For the first time ever, the Front National has come top in a new survey of voting intentions among the French for next May’s European Parliament elections.
The anti-immigration and anti-EU party scores 24 percent in the Ifop survey, published in today’s left wing weekly Le Nouvel Observateur, which polled 1, 893 people on 4 October.
The results follow Sunday’s electoral success for the FN in a local by-election in the south, where it came top, garnering almost 50 per cent of the vote.
"For the first time in a poll on voting intentions in an election of a national character, the FN is clearly ahead of both the (ruling) Socialist Party and the UMP", the main centre-right opposition party, Ifop said.
The Front National led by Marine Le Pen has gained three percentage points since a similar survey conducted by Ifop in May.
At the 2009 EU-wide elections, when Nicolas Sarkozy was French president, Le Pen's party took only 6.34 percent of the vote.
In the new poll, Sarkozy’s centre-right UMP comes second after the FN, scoring 22 percent.
President Francois Hollande's Socialist party is in third place with 19 percent, a two percentage point drop over May.
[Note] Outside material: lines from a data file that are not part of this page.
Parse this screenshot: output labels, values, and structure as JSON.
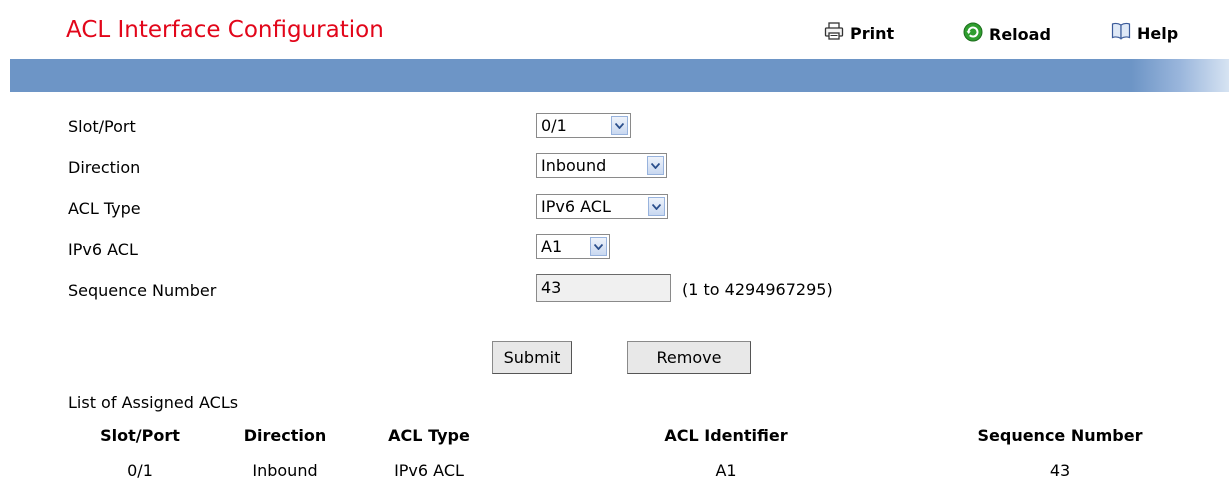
{
  "page": {
    "title": "ACL Interface Configuration"
  },
  "toolbar": {
    "print_label": "Print",
    "reload_label": "Reload",
    "help_label": "Help",
    "print_icon": "printer-icon",
    "reload_icon": "reload-icon",
    "help_icon": "help-book-icon"
  },
  "colors": {
    "title": "#e2061a",
    "bar": "#6d95c6",
    "reload_icon": "#2f9e2f"
  },
  "form": {
    "slot_port_label": "Slot/Port",
    "slot_port_value": "0/1",
    "direction_label": "Direction",
    "direction_value": "Inbound",
    "acl_type_label": "ACL Type",
    "acl_type_value": "IPv6 ACL",
    "ipv6_acl_label": "IPv6 ACL",
    "ipv6_acl_value": "A1",
    "sequence_label": "Sequence Number",
    "sequence_value": "43",
    "sequence_range": "(1 to 4294967295)"
  },
  "buttons": {
    "submit": "Submit",
    "remove": "Remove"
  },
  "table": {
    "title": "List of Assigned ACLs",
    "headers": [
      "Slot/Port",
      "Direction",
      "ACL Type",
      "ACL Identifier",
      "Sequence Number"
    ],
    "rows": [
      [
        "0/1",
        "Inbound",
        "IPv6 ACL",
        "A1",
        "43"
      ]
    ]
  }
}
Analysts say record unemployment, a struggling economy and mounting concern over crime have bolstered support for the FN.
Since taking over as the head in 2011, Marine Le Pen has tried to reposition the party whose image had long been closely linked to her father, Jean-Marie Le Pen, who had convictions for incitement to racial hatred and holocaust denial.
Under her leadership, the FN has expelled overtly racist activists and selected a number of ethnic minority candidates for local elections.